Overflowing Joy

Laurie Buffo, Volunteer Writer, South Barrington | February 23, 2024

And now, brothers and sisters, we want you to know about the grace that God has given the Macedonian churches. In the midst of a very severe trial, their overflowing joy and their extreme poverty welled up in rich generosity. For I testify that they gave as much as they were able, and even beyond their ability. Entirely on their own, they urgently pleaded with us for the privilege of sharing in this service to the Lord’s people.
2 Corinthians 8:1-4

Today is the first of six devotionals on passages from chapters eight and nine in 2 Corinthians. In these chapters, Paul encourages the Corinthians to follow through on their previous commitment to collect funds for the believers in Jerusalem who were suffering persecution for their faith. Paul writes persuasively on generosity, so these are good chapters for us to study.

Paul opens with the excellent example set by the believers in Macedonia. Despite enduring great hardship, they gave “beyond their ability.” What would motivate such altruism? It sounds supernatural, and it is. The Macedonian churches’ extreme generosity was evidence of God’s grace working in them through the Holy Spirit. It welled up in them like a fountain overflowing with joy.  

Grace and affliction can work together to bring us closer to God. When we experience pressure from all sides, it squeezes out our feelings of self-sufficiency and control. We can choose how to fill the void. We can allow God’s grace to pour in or steep ourselves in bitterness and self-absorption. When we recognize God is truly with us and for us, it can bring pain-defying joy and develop resiliency.

Early in my faith journey, I went through a time of intense sorrow, during which I experienced a joy like the joy described in today’s passage. It was not a confetti-throwing-everything-is-awesome feeling. It was more a sense of blissful knowing. It was a connection to God’s power and love so deep it felt possible to overcome anything. Since then, I often slip back into self-sufficiency, and my fear of suffering returns. I never want to endure that level of pain again, but I can ease my anxiety if I remember heartbreak can open me to deep communion with God.

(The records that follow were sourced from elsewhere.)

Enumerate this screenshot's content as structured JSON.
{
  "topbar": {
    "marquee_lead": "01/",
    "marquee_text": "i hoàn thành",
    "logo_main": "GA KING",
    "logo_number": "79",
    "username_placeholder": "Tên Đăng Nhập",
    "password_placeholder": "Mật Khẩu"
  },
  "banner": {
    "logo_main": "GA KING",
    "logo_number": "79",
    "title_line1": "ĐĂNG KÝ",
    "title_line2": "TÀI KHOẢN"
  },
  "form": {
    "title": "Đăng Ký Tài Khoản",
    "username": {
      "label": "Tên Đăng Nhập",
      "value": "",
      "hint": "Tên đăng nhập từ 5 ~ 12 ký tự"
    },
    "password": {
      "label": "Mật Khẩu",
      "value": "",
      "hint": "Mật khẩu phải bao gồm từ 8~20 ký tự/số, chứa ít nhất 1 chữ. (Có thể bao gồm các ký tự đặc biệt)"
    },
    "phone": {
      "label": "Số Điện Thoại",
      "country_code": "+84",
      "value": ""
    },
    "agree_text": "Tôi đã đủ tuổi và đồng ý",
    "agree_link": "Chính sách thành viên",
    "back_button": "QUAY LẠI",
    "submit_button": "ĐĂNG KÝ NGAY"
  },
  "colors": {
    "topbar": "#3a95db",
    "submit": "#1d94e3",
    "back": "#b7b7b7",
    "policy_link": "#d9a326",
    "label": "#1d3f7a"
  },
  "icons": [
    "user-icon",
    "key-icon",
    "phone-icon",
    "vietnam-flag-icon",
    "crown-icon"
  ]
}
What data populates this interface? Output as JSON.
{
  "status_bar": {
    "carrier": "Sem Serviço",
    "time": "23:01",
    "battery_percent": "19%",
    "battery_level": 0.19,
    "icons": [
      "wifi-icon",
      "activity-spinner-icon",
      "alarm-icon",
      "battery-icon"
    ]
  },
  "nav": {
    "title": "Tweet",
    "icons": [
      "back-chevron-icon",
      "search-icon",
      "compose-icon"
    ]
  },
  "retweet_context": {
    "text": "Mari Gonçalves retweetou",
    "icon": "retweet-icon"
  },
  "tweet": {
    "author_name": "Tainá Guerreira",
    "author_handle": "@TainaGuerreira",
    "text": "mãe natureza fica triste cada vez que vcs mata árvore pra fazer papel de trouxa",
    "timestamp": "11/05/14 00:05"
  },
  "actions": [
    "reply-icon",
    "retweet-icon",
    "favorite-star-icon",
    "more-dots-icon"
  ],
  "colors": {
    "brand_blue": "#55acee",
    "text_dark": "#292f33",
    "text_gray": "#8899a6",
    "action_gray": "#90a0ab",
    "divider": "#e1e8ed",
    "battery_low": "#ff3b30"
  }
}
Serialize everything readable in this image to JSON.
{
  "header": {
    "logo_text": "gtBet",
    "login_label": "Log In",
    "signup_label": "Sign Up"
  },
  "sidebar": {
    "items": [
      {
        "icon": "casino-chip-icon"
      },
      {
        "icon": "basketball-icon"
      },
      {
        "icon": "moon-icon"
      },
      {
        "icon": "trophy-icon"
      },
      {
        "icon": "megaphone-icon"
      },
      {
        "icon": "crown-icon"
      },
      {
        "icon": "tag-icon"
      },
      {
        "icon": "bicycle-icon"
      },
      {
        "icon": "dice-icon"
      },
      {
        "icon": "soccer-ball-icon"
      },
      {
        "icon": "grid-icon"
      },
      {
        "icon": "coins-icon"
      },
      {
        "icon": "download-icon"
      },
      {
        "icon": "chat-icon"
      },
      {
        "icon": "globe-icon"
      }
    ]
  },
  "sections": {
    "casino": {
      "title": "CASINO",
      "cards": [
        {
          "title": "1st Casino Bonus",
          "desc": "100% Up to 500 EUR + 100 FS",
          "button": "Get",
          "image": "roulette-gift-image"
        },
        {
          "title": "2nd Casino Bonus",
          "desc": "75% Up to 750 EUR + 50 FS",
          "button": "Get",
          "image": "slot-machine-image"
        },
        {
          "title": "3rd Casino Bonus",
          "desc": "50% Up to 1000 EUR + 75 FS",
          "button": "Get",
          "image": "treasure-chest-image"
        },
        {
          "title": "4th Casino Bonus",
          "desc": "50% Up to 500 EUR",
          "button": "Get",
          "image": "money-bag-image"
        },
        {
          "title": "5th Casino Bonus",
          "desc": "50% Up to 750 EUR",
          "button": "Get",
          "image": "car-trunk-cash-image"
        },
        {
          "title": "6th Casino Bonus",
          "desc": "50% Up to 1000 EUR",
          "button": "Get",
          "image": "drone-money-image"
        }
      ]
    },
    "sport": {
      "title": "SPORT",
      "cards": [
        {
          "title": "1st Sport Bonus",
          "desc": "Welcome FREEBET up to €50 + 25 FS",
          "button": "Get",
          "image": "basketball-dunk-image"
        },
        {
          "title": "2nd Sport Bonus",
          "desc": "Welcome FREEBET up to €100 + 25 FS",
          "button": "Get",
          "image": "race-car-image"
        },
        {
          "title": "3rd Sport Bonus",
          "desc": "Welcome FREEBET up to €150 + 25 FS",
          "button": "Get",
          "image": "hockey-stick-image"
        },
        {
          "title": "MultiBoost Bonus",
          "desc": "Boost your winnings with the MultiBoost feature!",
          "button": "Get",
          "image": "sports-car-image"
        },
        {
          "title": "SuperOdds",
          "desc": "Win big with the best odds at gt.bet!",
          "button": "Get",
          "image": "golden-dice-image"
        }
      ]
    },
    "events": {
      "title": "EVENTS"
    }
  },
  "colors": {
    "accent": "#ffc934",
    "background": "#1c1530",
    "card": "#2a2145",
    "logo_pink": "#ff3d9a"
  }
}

Romans 8:28 is a favorite verse in hard times, “… in all things God works for the good of those who love him, who have been called according to his purpose.” We often think of this in terms of our personal good. We neglect to see how God uses suffering for the collective good. The final factors that influenced the generosity of the Macedonian churches were empathy and compassion. The Macedonian churches experienced persecution and poverty just as the Jerusalem churches did. It created a bond within the family of God. When one church suffered, it was as though all the churches suffered. So, they joyfully sent relief.

There is more power in a group than when we stand alone. We help others, and they help us. When we see the wisdom of supporting each other, we understand why the Macedonian churches considered it a privilege to give generously.

Next Steps

How willing are you to give and accept help? Do you draw closer to Jesus in hard times or when everything is going well? Do you consider it a privilege to give to God’s work?